For a counterpoint to Academically Adrift, McArdle quotes Noble Prize-winner James Heckman, who has also researched the returns to college graduates. She writes:

Heckman thinks the credentialism argument--what economists call "signaling" -- is "way overstated." His work does show that a lot depends on outside factors like cognitive ability and early childhood health. But he says flatly that "no one thinks that schooling has no effect on ability."

That seems like a more reasonable conclusion. We may be giving out more degrees than ever, but they're not quite empty pieces of paper yet.

We're not in a bubble, but there are still problems

Prices aren't really doubling by the decade. Half of all graduates aren't really working at Starbucks or Kinkos. Most of the kids on campus are probably learning a thing or two, even if they're sandwiching in reading assignments between football games and keggers. Unemployment among college grads might be higher than usual, but in comparison with their high school-educated peers, bachelor's holders felt the recession as more of an unpleasant thunderstorm, instead of a hurricane.

The more you look at the data, the more dubious the proposition that higher education is really a bubble on the verge of popping begins to seem. There are still too many real rewards available to young people who are willing and able to pay for four years of school.

And then there's this: Young people don't really have a better option, nor will they any time soon. Since the 1970s, nearly all of America's job growth has happened in occupations that require at least some college. Meanwhile, earnings for high school graduates have barely budged in more than 20 years. We simply don't have another reliable path to the middle class. The great experiments in mass education coming out Silicon Valley -- massively open online courses that can teach thousands of students for free, new tests that certify business skills -- are still in such early stages that we don't know how well they serve as teaching or credentialing tools. In her piece, McArdle, pointed to the recent fall-off in law school applications, which has occurred after years of warnings from journalists about the deteriorating legal market, as proof that the market can wise up about the value of a degree. But there's a key difference between a JD and a BA: The former used to be one way of many that a student could try and climb into the 1 percent; the latter is just about the only safe way to assure you don't get stuck in the bottom 50.
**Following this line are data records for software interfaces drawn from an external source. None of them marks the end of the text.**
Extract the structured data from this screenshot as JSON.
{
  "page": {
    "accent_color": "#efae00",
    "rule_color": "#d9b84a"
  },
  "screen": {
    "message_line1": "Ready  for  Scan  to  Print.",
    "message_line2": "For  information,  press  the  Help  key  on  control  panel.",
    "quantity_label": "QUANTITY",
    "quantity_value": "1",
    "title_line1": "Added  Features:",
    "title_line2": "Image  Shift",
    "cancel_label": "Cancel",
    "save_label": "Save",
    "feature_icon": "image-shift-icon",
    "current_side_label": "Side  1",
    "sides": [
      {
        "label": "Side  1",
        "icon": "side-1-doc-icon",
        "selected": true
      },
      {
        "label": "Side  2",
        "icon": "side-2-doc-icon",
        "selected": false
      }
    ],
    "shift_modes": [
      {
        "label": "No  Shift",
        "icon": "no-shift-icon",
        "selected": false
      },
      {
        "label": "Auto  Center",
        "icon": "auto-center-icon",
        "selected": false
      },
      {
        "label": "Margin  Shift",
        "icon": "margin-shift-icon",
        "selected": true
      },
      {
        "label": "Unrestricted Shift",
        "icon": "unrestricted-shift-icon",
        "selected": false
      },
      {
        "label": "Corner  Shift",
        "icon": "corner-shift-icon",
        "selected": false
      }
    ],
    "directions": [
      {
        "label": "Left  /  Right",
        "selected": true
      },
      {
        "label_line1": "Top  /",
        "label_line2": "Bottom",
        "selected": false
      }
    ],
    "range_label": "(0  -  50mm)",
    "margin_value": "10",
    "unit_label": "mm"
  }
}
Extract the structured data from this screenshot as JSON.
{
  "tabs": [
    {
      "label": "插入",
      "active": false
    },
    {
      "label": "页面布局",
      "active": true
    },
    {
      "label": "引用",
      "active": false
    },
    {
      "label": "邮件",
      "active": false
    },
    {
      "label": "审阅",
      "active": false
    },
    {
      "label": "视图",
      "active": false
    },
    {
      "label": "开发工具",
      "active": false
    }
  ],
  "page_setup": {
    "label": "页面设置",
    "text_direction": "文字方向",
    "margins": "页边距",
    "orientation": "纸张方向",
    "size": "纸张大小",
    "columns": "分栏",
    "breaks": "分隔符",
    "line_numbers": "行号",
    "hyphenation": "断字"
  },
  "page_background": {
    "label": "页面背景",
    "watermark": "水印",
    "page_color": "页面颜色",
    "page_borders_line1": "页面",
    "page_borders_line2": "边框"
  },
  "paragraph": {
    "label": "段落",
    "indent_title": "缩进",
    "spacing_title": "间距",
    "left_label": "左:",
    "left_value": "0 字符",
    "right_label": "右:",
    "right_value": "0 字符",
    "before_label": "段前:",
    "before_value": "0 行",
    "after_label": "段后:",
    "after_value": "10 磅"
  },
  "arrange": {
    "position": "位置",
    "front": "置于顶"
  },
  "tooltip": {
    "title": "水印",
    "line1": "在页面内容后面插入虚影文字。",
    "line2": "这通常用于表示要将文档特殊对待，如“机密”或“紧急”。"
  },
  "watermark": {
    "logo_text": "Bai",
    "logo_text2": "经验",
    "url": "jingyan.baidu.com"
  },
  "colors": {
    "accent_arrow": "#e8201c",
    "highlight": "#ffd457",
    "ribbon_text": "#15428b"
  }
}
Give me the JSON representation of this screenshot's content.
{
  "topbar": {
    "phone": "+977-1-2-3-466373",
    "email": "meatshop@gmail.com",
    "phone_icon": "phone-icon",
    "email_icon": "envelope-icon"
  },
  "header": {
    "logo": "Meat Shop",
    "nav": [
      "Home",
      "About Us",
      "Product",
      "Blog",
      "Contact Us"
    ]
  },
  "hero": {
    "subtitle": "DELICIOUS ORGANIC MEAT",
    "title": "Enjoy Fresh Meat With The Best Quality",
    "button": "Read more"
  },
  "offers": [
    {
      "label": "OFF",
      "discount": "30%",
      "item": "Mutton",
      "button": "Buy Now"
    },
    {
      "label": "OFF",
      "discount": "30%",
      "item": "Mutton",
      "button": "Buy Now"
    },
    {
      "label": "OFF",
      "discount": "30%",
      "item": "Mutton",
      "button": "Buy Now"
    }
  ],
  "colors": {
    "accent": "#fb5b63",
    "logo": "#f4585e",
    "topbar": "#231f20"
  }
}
And that is why I actually agree with the final thrust of McArdle's piece, where she suggests it may be time to consider new ways of training young people for jobs, such as apprenticeship systems that would introduce them directly into the workplace. If you think higher education is in for a reckoning, this might seem like a happy inevitability. If you don't, then it's an urgent imperative.

While colleges offer a good deal for those who can finish a degree, the system is riddled with problems like high debt and poor graduation rates. It shouldn't be the only sure route our country offers to a decent, stable, middle-class life. 


*The college board relies on Department of Education data for its figures. In 2012, the government released a report covering the 2008-2009 school year, but it doesn't exactly allow for an apples to apples comparison with 1995. The final tuition figures are still fairly similar.

**She doesn't reference Sum by name, but writes, "More than half of recent graduates are unemployed or in jobs that do not require a degree...."

***Correction, April 9, 2013: An earlier version of this article incorrectly lumped together Vedder's and Sum's respective methods for calculating underemployment when they are, in fact, quite different. Sum's research, meanwhile, does not actually argue that half of graduates are "unemployed or in jobs that do not require a degree." The AP article that originally reported his unpublished findings used the word "jobless,' which it failed to mention included students who had left to labor force to go back to school. My suspicion, however, is that's still the article McArdle was referring to. Sum did not return an email prior to the publication of this article seeking clarification, but did respond to me months later after I wrote a related piece